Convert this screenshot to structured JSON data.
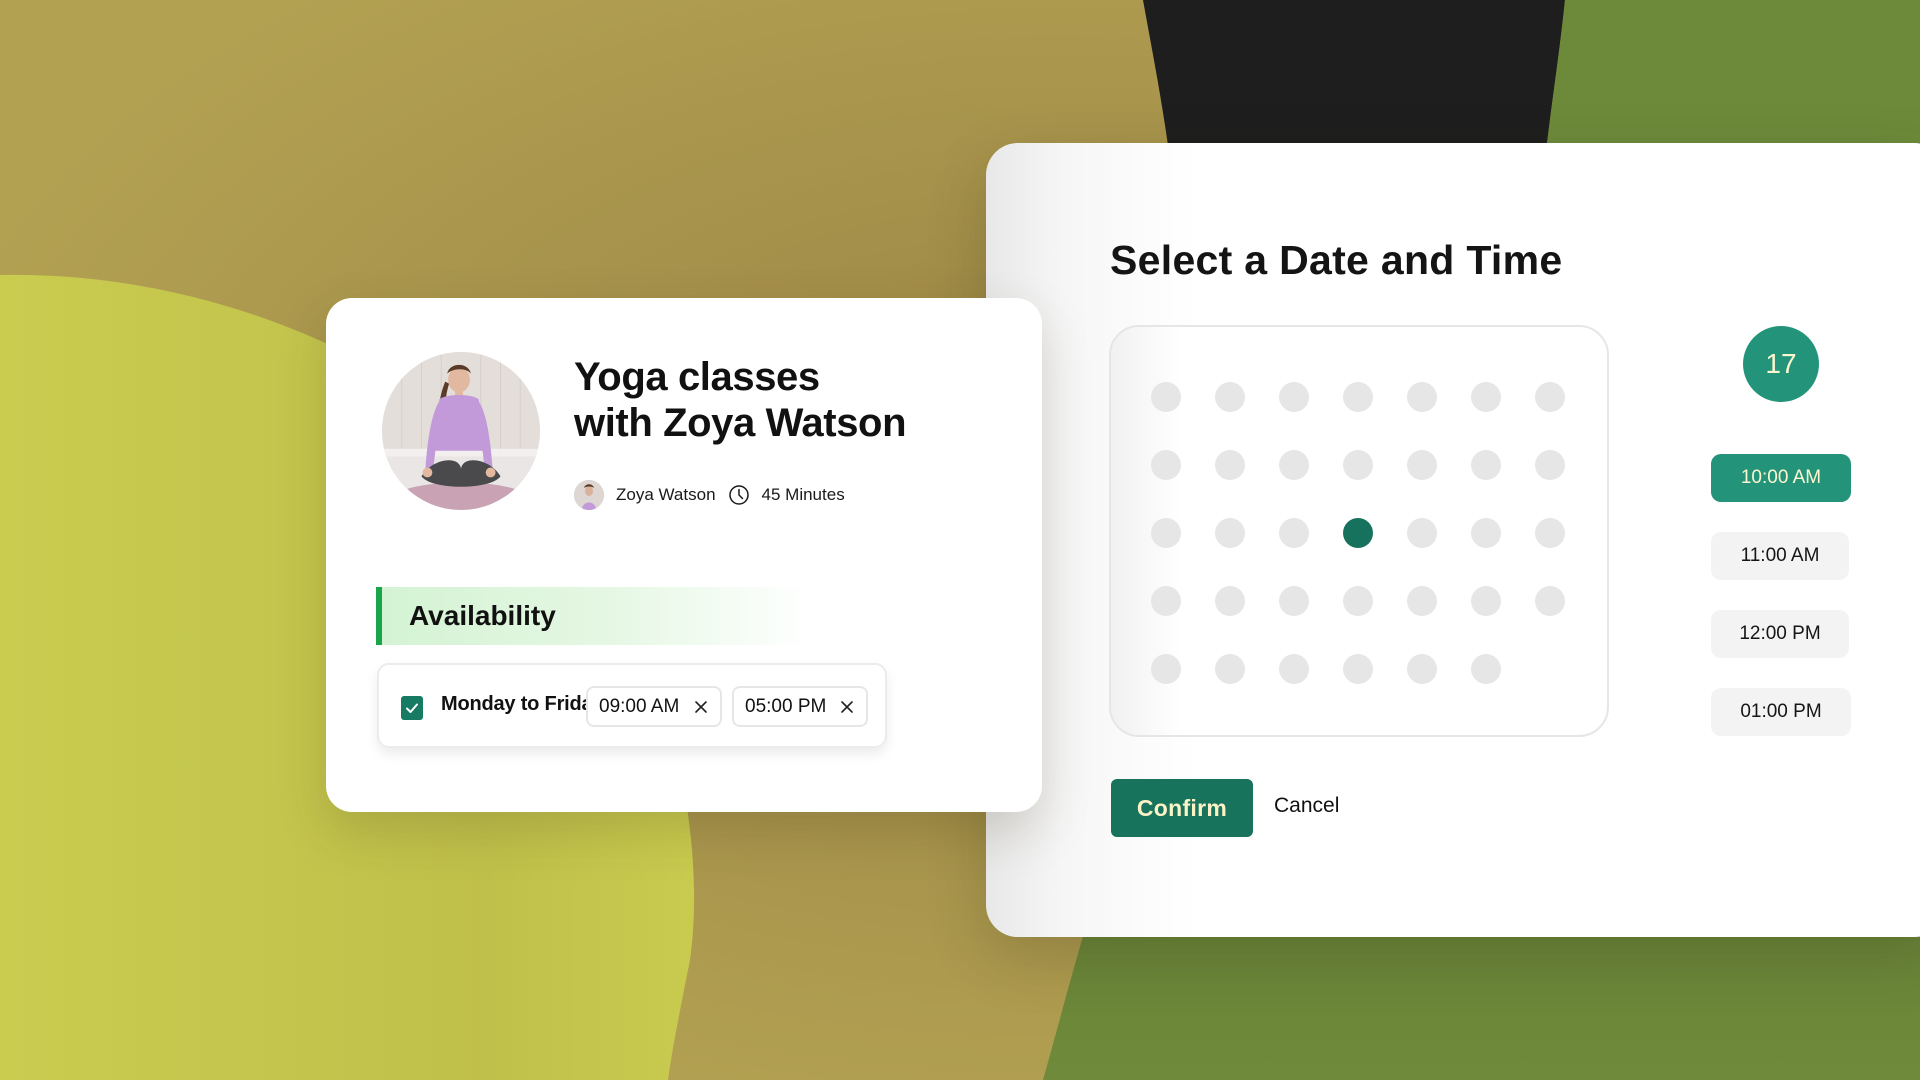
{
  "colors": {
    "background_olive": "#b09e50",
    "background_lime": "#c8cb4e",
    "background_dark": "#1e1e1e",
    "background_green": "#6d8a3a",
    "accent_green": "#23947a",
    "button_green": "#18735c",
    "availability_bar": "#1aa54a",
    "button_text": "#fbf3c6"
  },
  "class_card": {
    "photo": "yoga-instructor-photo",
    "title_line1": "Yoga classes",
    "title_line2": "with Zoya Watson",
    "instructor_name": "Zoya Watson",
    "duration": "45 Minutes",
    "availability": {
      "heading": "Availability",
      "days_label": "Monday to Friday",
      "days_checked": true,
      "start_time": "09:00 AM",
      "end_time": "05:00 PM"
    }
  },
  "date_picker": {
    "title": "Select a Date and Time",
    "calendar": {
      "rows": [
        7,
        7,
        7,
        7,
        6
      ],
      "selected_row": 3,
      "selected_col": 4
    },
    "selected_date": "17",
    "time_slots": [
      {
        "label": "10:00 AM",
        "selected": true
      },
      {
        "label": "11:00 AM",
        "selected": false
      },
      {
        "label": "12:00 PM",
        "selected": false
      },
      {
        "label": "01:00 PM",
        "selected": false
      }
    ],
    "confirm_label": "Confirm",
    "cancel_label": "Cancel"
  }
}
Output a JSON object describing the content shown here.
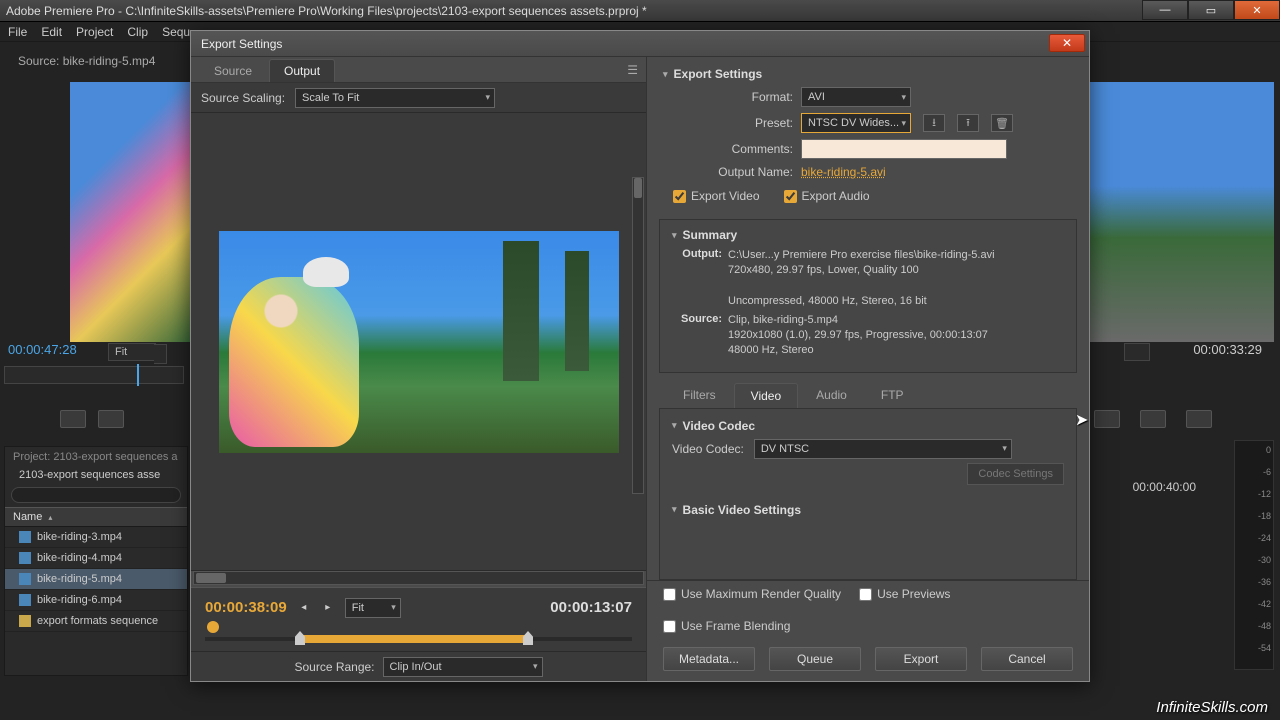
{
  "window": {
    "title": "Adobe Premiere Pro - C:\\InfiniteSkills-assets\\Premiere Pro\\Working Files\\projects\\2103-export sequences assets.prproj *"
  },
  "menubar": [
    "File",
    "Edit",
    "Project",
    "Clip",
    "Sequ"
  ],
  "background": {
    "source_tab": "Source: bike-riding-5.mp4",
    "tc_left": "00:00:47:28",
    "fit_left": "Fit",
    "tc_right": "00:00:33:29",
    "timeline_time": "00:00:40:00"
  },
  "project_panel": {
    "title": "Project: 2103-export sequences a",
    "name": "2103-export sequences asse",
    "col_header": "Name",
    "items": [
      {
        "label": "bike-riding-3.mp4",
        "type": "clip"
      },
      {
        "label": "bike-riding-4.mp4",
        "type": "clip"
      },
      {
        "label": "bike-riding-5.mp4",
        "type": "clip",
        "selected": true
      },
      {
        "label": "bike-riding-6.mp4",
        "type": "clip"
      },
      {
        "label": "export formats sequence",
        "type": "seq"
      }
    ]
  },
  "audio_meter_ticks": [
    "0",
    "-6",
    "-12",
    "-18",
    "-24",
    "-30",
    "-36",
    "-42",
    "-48",
    "-54"
  ],
  "dialog": {
    "title": "Export Settings",
    "preview": {
      "tabs": [
        "Source",
        "Output"
      ],
      "active_tab": "Output",
      "scaling_label": "Source Scaling:",
      "scaling_value": "Scale To Fit",
      "tc_in": "00:00:38:09",
      "fit": "Fit",
      "tc_dur": "00:00:13:07",
      "range_label": "Source Range:",
      "range_value": "Clip In/Out"
    },
    "export": {
      "header": "Export Settings",
      "format_label": "Format:",
      "format_value": "AVI",
      "preset_label": "Preset:",
      "preset_value": "NTSC DV Wides...",
      "comments_label": "Comments:",
      "comments_value": "",
      "output_label": "Output Name:",
      "output_value": "bike-riding-5.avi",
      "export_video": "Export Video",
      "export_audio": "Export Audio",
      "summary_head": "Summary",
      "summary_output_label": "Output:",
      "summary_output": "C:\\User...y Premiere Pro exercise files\\bike-riding-5.avi\n720x480, 29.97 fps, Lower, Quality 100\n\nUncompressed, 48000 Hz, Stereo, 16 bit",
      "summary_source_label": "Source:",
      "summary_source": "Clip, bike-riding-5.mp4\n1920x1080 (1.0), 29.97 fps, Progressive, 00:00:13:07\n48000 Hz, Stereo"
    },
    "settings": {
      "tabs": [
        "Filters",
        "Video",
        "Audio",
        "FTP"
      ],
      "active_tab": "Video",
      "video_codec_head": "Video Codec",
      "video_codec_label": "Video Codec:",
      "video_codec_value": "DV NTSC",
      "codec_settings_btn": "Codec Settings",
      "basic_head": "Basic Video Settings"
    },
    "bottom": {
      "max_quality": "Use Maximum Render Quality",
      "previews": "Use Previews",
      "frame_blend": "Use Frame Blending",
      "buttons": [
        "Metadata...",
        "Queue",
        "Export",
        "Cancel"
      ]
    }
  },
  "watermark": "InfiniteSkills.com"
}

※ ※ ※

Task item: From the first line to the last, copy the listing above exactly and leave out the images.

Response:
Convert this screenshot to structured JSON data.
{
  "colors": {
    "background_olive": "#b09e50",
    "background_lime": "#c8cb4e",
    "background_dark": "#1e1e1e",
    "background_green": "#6d8a3a",
    "accent_green": "#23947a",
    "button_green": "#18735c",
    "availability_bar": "#1aa54a",
    "button_text": "#fbf3c6"
  },
  "class_card": {
    "photo": "yoga-instructor-photo",
    "title_line1": "Yoga classes",
    "title_line2": "with Zoya Watson",
    "instructor_name": "Zoya Watson",
    "duration": "45 Minutes",
    "availability": {
      "heading": "Availability",
      "days_label": "Monday to Friday",
      "days_checked": true,
      "start_time": "09:00 AM",
      "end_time": "05:00 PM"
    }
  },
  "date_picker": {
    "title": "Select a Date and Time",
    "calendar": {
      "rows": [
        7,
        7,
        7,
        7,
        6
      ],
      "selected_row": 3,
      "selected_col": 4
    },
    "selected_date": "17",
    "time_slots": [
      {
        "label": "10:00 AM",
        "selected": true
      },
      {
        "label": "11:00 AM",
        "selected": false
      },
      {
        "label": "12:00 PM",
        "selected": false
      },
      {
        "label": "01:00 PM",
        "selected": false
      }
    ],
    "confirm_label": "Confirm",
    "cancel_label": "Cancel"
  }
}
Output a JSON object describing the content shown here.
{
  "window": {
    "title": "Adobe Premiere Pro - C:\\InfiniteSkills-assets\\Premiere Pro\\Working Files\\projects\\2103-export sequences assets.prproj *"
  },
  "menubar": [
    "File",
    "Edit",
    "Project",
    "Clip",
    "Sequ"
  ],
  "background": {
    "source_tab": "Source: bike-riding-5.mp4",
    "tc_left": "00:00:47:28",
    "fit_left": "Fit",
    "tc_right": "00:00:33:29",
    "timeline_time": "00:00:40:00"
  },
  "project_panel": {
    "title": "Project: 2103-export sequences a",
    "name": "2103-export sequences asse",
    "col_header": "Name",
    "items": [
      {
        "label": "bike-riding-3.mp4",
        "type": "clip"
      },
      {
        "label": "bike-riding-4.mp4",
        "type": "clip"
      },
      {
        "label": "bike-riding-5.mp4",
        "type": "clip",
        "selected": true
      },
      {
        "label": "bike-riding-6.mp4",
        "type": "clip"
      },
      {
        "label": "export formats sequence",
        "type": "seq"
      }
    ]
  },
  "audio_meter_ticks": [
    "0",
    "-6",
    "-12",
    "-18",
    "-24",
    "-30",
    "-36",
    "-42",
    "-48",
    "-54"
  ],
  "dialog": {
    "title": "Export Settings",
    "preview": {
      "tabs": [
        "Source",
        "Output"
      ],
      "active_tab": "Output",
      "scaling_label": "Source Scaling:",
      "scaling_value": "Scale To Fit",
      "tc_in": "00:00:38:09",
      "fit": "Fit",
      "tc_dur": "00:00:13:07",
      "range_label": "Source Range:",
      "range_value": "Clip In/Out"
    },
    "export": {
      "header": "Export Settings",
      "format_label": "Format:",
      "format_value": "AVI",
      "preset_label": "Preset:",
      "preset_value": "NTSC DV Wides...",
      "comments_label": "Comments:",
      "comments_value": "",
      "output_label": "Output Name:",
      "output_value": "bike-riding-5.avi",
      "export_video": "Export Video",
      "export_audio": "Export Audio",
      "summary_head": "Summary",
      "summary_output_label": "Output:",
      "summary_output": "C:\\User...y Premiere Pro exercise files\\bike-riding-5.avi\n720x480, 29.97 fps, Lower, Quality 100\n\nUncompressed, 48000 Hz, Stereo, 16 bit",
      "summary_source_label": "Source:",
      "summary_source": "Clip, bike-riding-5.mp4\n1920x1080 (1.0), 29.97 fps, Progressive, 00:00:13:07\n48000 Hz, Stereo"
    },
    "settings": {
      "tabs": [
        "Filters",
        "Video",
        "Audio",
        "FTP"
      ],
      "active_tab": "Video",
      "video_codec_head": "Video Codec",
      "video_codec_label": "Video Codec:",
      "video_codec_value": "DV NTSC",
      "codec_settings_btn": "Codec Settings",
      "basic_head": "Basic Video Settings"
    },
    "bottom": {
      "max_quality": "Use Maximum Render Quality",
      "previews": "Use Previews",
      "frame_blend": "Use Frame Blending",
      "buttons": [
        "Metadata...",
        "Queue",
        "Export",
        "Cancel"
      ]
    }
  },
  "watermark": "InfiniteSkills.com"
}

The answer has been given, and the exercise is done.